But the LORD said to Samuel, “Do not consider his appearance or his height, for I have rejected him. The LORD does not look at the things people look at. People look at the outward appearance, but the LORD looks at the heart.” (1 Samuel 16:7)
Samuel glanced at the seven men standing in the shade. They were impressive specimens. Any of Jesse’s sons could have been God’s choice. He was suddenly glad he didn’t have to choose. God had just warned him about the danger of judging from appearance. He smiled sadly, remembering how impressed he had been at first by Saul’s good looks.
Samuel looked around, puzzled. He’d run out of sons, and God hadn’t chosen any of them. What was God’s plan in this situation? Turning to Jesse, he inquired, “Are these it? No more sons?”
The old man slowly counted his sons, one by one. He appeared confused for a moment, then said, “Oh, there is one other. Didn’t even think of him. My youngest, David, is out in the fields with the sheep.” The rest of the sons didn’t understand why they had been summoned, but they grumbled over having to wait for the runt to show up. His place was at the bottom of the pecking order. Shepherding was a smelly, outdoors-in-all-weather, protecting-stupid-sheep chore. Each of them had done it only until the next brother was old enough. As the youngest, it was David’s permanent role. It didn’t bother them to assign him the task; it did bother them that he enjoyed it so much.

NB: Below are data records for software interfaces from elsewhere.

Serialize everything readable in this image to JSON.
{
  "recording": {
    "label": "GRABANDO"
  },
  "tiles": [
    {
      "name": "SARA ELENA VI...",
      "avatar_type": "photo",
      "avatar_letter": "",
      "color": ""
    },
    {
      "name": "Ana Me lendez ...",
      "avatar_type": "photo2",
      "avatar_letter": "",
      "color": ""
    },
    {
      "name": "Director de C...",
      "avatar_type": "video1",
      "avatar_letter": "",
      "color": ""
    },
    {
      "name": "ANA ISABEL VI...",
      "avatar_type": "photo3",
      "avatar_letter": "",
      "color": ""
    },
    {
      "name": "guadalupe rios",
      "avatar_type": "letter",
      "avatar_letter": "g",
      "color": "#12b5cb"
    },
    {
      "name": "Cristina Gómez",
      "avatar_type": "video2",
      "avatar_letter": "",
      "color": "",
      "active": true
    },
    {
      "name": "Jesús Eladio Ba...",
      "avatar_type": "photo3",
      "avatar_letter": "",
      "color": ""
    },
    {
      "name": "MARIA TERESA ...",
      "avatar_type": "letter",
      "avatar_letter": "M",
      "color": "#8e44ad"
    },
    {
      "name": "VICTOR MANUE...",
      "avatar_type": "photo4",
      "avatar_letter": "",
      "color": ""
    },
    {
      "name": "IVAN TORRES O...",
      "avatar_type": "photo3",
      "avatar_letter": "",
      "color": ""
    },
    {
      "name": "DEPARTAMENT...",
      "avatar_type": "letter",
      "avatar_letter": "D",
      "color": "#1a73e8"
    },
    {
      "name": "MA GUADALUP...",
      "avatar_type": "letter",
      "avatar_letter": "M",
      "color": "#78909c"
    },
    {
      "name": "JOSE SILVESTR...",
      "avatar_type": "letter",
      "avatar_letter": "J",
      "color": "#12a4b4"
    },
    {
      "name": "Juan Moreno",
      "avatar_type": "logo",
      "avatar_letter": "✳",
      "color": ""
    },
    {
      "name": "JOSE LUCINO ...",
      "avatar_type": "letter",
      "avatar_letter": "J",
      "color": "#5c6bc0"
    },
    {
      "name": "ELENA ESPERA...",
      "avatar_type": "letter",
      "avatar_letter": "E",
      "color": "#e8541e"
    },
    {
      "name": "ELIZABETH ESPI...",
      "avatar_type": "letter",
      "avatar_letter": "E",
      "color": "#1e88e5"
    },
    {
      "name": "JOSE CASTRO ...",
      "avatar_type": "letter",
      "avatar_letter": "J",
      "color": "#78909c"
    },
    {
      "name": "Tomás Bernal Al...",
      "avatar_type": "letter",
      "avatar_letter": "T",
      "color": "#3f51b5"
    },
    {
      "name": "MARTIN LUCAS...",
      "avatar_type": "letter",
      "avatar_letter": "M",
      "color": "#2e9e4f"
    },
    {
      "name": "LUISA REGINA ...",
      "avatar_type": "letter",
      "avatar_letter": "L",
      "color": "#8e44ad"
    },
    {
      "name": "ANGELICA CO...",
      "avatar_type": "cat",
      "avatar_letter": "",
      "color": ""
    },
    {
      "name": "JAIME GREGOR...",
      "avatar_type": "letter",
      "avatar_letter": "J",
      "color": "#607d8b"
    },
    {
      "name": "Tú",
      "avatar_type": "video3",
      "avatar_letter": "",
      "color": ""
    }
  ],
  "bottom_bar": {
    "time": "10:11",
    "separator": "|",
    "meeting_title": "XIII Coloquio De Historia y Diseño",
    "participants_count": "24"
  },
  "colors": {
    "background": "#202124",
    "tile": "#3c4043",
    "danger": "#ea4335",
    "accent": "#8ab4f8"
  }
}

Soon David came running in, exuding the pungent scents of field and flock. The brothers looked on with shock as Samuel removed an oil horn from his robe and poured the contents on their little brother’s head. They couldn’t imagine a higher honor—or a more obvious waste. But even they had to admit that as the oil dripped from David’s hair and chin, a certain wild delight and spirit seemed to fill him. Samuel smiled, David laughed, and a chill went up his siblings’ spines.
As Samuel walked to Ramah, he remembered another little boy, left in the charge of a priest named Eli. He considered how upbringing shapes a man and how God uses even hardships and pain to prepare his servants. He wondered about David’s future. He remembered God’s unusual call in his own life, the unexpected voice in the night that Eli had identified for him as the Lord’s. The old priest had told him to answer, “Speak, for your servant is listening” (1 Samuel 3:10). Samuel chuckled softly and began to pray, “Lord, I’m still trying to listen. I never thought back then that you would make me a king-maker. So what’s next?”
Back to the Future
In what ways do you think God speaks to you?
What have you learned about the dangers of judging people by outward appearances?
How would you describe your attitude about God giving you directions?
The Story Continues …
To learn about Samuel’s background and see how God continued to work through him, read 1 Samuel 1:1—28:25.